By the end of this year, “Nineteenth-Century Publications about the Book of Mormon (1829–1844)” will be made available as one of the Harold B. Lee Library’s digital collections.
Building on the work of previous generations of researchers, Matthew Roper, research scholar with the Neal A. Maxwell Institute for Religious Scholarship, has collected digital facsimiles and electronic transcriptions of as many of these early publications as could be found.
Roper and editorial staff members of the Maxwell Institute, especially Sandra Thorne and Larry Morris, with the assistance of the librarians at the Harold B. Lee Library, have combined these digital files into a searchable online collection and are making this important collection of early publications relating to the Book of Mormon accessible to researchers and others interested in Mormon history.
One of the best historical windows for understanding how the Book of Mormon was interpreted and understood by early readers is through the literature relating to that book published during Joseph Smith’s lifetime. Publications from this period enrich our perspective on early Latter-day Saint history, as the Book of Mormon was cast in a variety of roles by both Latter-day Saint and non–Latter-day Saint readers. This collection represents an effort to gather together that body of literature and make it available to those interested in the origins of the Book of Mormon. Researchers will be able to view the original documents, typed transcriptions, or both. The electronic database will also be periodically updated.

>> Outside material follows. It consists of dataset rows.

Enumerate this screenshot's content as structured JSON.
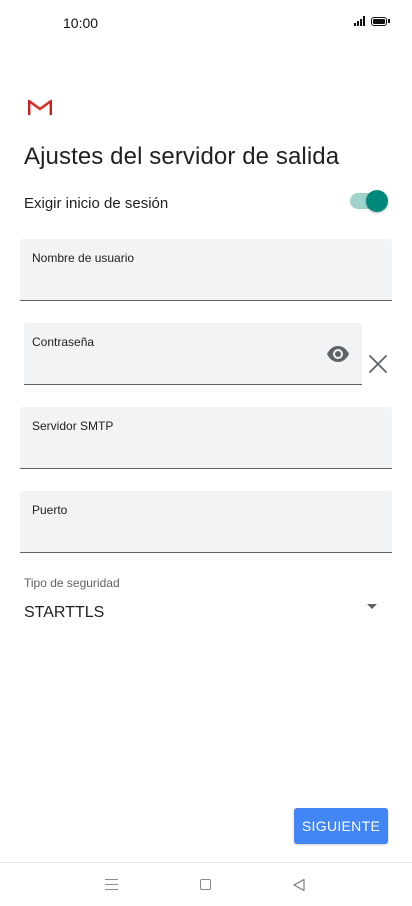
{
  "status_bar": {
    "time": "10:00"
  },
  "colors": {
    "accent": "#00897b",
    "button": "#4285f4",
    "field_bg": "#f1f3f4"
  },
  "header": {
    "logo_icon": "gmail-logo-icon",
    "title": "Ajustes del servidor de salida"
  },
  "login_toggle": {
    "label": "Exigir inicio de sesión",
    "on": true
  },
  "fields": {
    "username": {
      "label": "Nombre de usuario",
      "value": ""
    },
    "password": {
      "label": "Contraseña",
      "value": "",
      "show_icon": "eye-icon",
      "clear_icon": "close-icon"
    },
    "smtp_server": {
      "label": "Servidor SMTP",
      "value": ""
    },
    "port": {
      "label": "Puerto",
      "value": ""
    }
  },
  "security": {
    "label": "Tipo de seguridad",
    "value": "STARTTLS"
  },
  "next_button": {
    "label": "SIGUIENTE"
  },
  "nav_bar": {
    "icons": [
      "menu-icon",
      "home-icon",
      "back-icon"
    ]
  }
}
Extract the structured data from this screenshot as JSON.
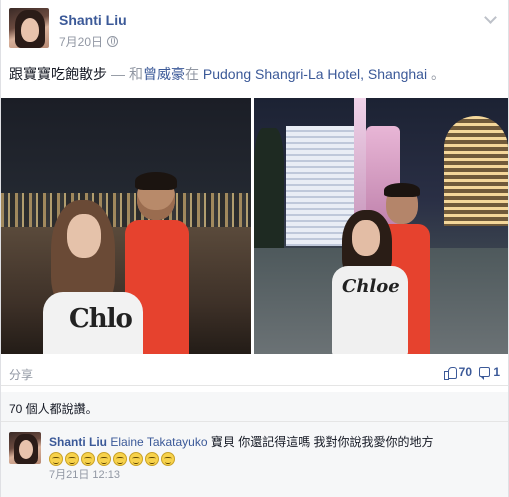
{
  "post": {
    "author": "Shanti Liu",
    "date": "7月20日",
    "privacy_icon": "globe-icon",
    "status": {
      "text": "跟寶寶吃飽散步",
      "dash": "—",
      "with_prefix": "和",
      "with_name": "曾威豪",
      "at_prefix": "在",
      "place": "Pudong Shangri-La Hotel, Shanghai",
      "suffix": "。"
    },
    "photos": {
      "left": {
        "shirt_text": "Chlo"
      },
      "right": {
        "shirt_text": "Chloe"
      }
    }
  },
  "actions": {
    "share_label": "分享",
    "like_count": "70",
    "comment_count": "1"
  },
  "likes_summary": "70 個人都說讚。",
  "comment": {
    "author": "Shanti Liu",
    "tagged": "Elaine Takatayuko",
    "text": "寶貝 你還記得這嗎 我對你說我愛你的地方",
    "emoji_count": 8,
    "timestamp": "7月21日 12:13"
  }
}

“Nineteenth-Century Publications about the Book of Mormon (1829–1844)” will be included in the collections found online at www.lib.byu.edu/online.html. The Maxwell Institute will announce the full posting at maxwellinstitute.byu.edu, as well as in a later issue of this newsletter. ◆